UAE Minister of Foreign Affairs and International Co-operation Sheikh Abdullah bin Zayed, Israel's Foreign Minister Yair Lapid and India's Minister for External Affairs Subrahmanyam Jaishankar attended Monday's meeting.
In a statement, the State Department said the meeting focused on expanding economic and political co-operation in the Middle East and Asia.
Such expansion would be "through trade, combating climate change, energy co-operation and increasing maritime security," State Department spokesman Ned Price said.
During the meeting, Mr Blinken reiterated the Biden administration's support for the Abraham Accords.
Last week, the first trilateral summit between the UAE and Israel was held in Washington, during which the formation of working groups on religious co-existence, water and energy issues was announced.
Mohammed Soliman, a non-resident scholar at the Middle East Institute, saw Monday’s meeting as augmenting the rise of the “Indo-Abrahamic bloc".
“This meeting stems from consequential geopolitical moves: the Abraham Accords and the realignment between Israel and India,” Mr Soliman, author of an Indo-Abrahamic alliance study published in July, told The National.
“Regional actors understand that because of the US pivot to the Indo-Pacific, they need to build their own regional security architecture while capitalising on India’s centrality.”
India’s Minister for External Affairs Subrahmanyam Jaishankar is currently visiting Foreign Minister Lair Yapid.

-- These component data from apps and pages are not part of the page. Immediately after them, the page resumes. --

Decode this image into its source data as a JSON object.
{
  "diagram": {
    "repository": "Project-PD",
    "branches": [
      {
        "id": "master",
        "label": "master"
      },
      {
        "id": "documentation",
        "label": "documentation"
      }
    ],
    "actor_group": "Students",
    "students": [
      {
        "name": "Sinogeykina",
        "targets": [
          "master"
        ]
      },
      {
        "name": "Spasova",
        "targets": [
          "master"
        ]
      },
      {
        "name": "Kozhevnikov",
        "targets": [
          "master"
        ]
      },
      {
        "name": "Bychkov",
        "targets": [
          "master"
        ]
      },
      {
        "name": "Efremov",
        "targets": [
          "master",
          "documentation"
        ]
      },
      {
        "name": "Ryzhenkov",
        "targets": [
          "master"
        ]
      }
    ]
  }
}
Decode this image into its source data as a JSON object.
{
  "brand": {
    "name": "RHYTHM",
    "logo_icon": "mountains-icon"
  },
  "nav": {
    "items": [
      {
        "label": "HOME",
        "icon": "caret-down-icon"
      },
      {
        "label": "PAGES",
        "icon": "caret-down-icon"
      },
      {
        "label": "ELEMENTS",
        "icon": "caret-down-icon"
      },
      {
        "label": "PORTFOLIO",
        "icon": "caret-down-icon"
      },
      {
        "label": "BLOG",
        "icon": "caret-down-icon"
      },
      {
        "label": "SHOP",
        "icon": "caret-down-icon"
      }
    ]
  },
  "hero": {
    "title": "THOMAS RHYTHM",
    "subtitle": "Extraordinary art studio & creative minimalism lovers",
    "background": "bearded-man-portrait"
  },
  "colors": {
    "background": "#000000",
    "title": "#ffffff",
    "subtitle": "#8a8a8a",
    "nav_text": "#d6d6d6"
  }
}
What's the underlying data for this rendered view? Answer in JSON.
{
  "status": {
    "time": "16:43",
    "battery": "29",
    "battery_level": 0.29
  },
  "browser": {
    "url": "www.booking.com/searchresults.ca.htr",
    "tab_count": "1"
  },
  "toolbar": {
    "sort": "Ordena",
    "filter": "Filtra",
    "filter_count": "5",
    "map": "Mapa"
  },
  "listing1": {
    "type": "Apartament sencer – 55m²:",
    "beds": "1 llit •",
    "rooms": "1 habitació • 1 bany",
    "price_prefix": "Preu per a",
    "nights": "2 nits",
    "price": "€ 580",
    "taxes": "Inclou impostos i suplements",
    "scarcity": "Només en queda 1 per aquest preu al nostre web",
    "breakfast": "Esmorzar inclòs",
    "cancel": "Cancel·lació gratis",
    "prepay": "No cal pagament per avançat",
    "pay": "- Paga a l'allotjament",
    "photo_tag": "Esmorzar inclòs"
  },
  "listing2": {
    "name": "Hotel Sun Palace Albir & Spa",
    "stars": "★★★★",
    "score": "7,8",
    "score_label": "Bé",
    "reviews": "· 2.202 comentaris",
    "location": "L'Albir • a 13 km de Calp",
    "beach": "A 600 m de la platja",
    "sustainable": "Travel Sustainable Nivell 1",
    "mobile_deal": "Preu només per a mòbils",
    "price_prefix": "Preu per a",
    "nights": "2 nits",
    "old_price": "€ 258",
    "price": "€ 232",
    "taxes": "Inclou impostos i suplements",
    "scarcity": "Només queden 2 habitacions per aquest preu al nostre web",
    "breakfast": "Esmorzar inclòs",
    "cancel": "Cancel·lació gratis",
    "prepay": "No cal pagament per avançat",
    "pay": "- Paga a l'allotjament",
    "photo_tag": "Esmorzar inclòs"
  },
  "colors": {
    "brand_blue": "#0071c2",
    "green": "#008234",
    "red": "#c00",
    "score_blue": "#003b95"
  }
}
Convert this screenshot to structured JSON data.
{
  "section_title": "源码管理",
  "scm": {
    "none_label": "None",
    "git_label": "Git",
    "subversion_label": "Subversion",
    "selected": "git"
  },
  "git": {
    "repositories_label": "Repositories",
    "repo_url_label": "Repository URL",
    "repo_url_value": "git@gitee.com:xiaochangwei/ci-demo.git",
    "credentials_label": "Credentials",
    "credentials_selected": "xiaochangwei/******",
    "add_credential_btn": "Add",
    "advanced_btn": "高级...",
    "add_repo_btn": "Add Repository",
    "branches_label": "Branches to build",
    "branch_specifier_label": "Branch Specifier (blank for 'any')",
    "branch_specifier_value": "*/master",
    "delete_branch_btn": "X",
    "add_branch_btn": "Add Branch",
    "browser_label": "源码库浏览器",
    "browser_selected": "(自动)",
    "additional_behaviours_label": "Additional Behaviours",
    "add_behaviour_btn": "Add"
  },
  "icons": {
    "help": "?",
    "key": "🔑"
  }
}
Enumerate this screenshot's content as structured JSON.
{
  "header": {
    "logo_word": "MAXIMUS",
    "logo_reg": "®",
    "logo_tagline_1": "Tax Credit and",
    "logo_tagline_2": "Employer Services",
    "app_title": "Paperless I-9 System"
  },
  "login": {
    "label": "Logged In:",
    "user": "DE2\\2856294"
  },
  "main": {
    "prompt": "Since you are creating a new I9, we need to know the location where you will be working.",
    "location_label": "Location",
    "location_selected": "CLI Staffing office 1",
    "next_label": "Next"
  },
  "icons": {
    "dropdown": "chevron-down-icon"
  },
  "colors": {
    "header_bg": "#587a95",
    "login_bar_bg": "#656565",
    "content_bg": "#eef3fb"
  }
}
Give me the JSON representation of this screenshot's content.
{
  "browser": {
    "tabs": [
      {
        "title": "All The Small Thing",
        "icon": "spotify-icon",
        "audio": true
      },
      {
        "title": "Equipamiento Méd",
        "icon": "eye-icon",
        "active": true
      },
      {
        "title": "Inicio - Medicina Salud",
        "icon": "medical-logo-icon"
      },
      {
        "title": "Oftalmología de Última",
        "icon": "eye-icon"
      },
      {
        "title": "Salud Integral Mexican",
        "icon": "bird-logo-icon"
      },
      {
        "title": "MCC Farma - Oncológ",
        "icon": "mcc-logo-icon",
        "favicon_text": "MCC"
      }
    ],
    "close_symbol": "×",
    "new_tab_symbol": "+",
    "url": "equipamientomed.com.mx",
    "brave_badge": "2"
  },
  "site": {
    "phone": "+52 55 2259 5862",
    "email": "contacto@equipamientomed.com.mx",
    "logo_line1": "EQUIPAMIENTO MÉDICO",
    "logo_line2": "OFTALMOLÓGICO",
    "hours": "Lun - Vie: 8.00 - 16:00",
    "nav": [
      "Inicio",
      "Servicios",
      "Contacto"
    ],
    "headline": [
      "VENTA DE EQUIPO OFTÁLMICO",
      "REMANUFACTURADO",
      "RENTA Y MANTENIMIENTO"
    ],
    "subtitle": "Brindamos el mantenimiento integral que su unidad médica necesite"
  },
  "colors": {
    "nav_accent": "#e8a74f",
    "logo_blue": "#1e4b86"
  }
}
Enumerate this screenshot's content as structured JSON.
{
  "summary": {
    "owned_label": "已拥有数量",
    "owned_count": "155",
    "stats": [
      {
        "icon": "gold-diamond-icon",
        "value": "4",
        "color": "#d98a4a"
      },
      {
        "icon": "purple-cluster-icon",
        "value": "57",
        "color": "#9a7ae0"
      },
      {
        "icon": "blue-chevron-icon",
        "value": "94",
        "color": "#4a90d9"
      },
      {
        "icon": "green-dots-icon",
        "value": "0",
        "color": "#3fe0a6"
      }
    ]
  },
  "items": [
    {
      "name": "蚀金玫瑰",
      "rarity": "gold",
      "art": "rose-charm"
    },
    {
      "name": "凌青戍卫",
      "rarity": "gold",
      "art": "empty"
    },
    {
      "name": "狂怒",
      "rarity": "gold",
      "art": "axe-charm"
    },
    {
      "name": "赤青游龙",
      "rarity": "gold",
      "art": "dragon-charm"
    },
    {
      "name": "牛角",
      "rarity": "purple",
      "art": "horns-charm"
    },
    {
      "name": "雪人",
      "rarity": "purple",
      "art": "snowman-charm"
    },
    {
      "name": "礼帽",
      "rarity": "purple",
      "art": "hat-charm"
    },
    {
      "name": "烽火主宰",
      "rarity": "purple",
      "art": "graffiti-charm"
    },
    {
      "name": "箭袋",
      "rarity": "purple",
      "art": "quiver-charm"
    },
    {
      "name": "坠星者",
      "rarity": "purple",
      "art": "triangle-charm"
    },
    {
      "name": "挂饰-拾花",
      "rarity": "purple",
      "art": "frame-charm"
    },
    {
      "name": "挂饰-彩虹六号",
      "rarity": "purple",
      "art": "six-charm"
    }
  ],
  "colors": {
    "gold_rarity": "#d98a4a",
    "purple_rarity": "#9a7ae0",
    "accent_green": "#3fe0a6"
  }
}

The trip is the highest level for New Delhi to Israel since Naftali Bennett became prime minister in June.
Alon Ushpiz, director of the Israeli Ministry for Foreign Affairs, told The Times of India that the visit looked to incorporate India into emerging opportunities in the region while investing in the Abraham Accords.
Asked about the US interest in participating in these talks, Mr Soliman pointed to efforts to counter China.
“The Abraham Accords allows regional actors such as the UAE and Israel to act in unison when it comes to global challenges … while allowing Washington to do more [while doing] less in the Middle East,” he said.
He argued that co-ordinating on mutual security challenges such as cyber, maritime, 5G and missile defence are all incentives for the US to invest in a bloc between Middle Eastern partners and a rising Asia-Pacific.
The US has launched alliances around the four-way dialogues before, notably the Quadrilateral Security Dialogue (Quad) which Washington formed in 2007 and includes India, Japan and Australia.
Mr Biden last month hosted the Quad leaders in Washington.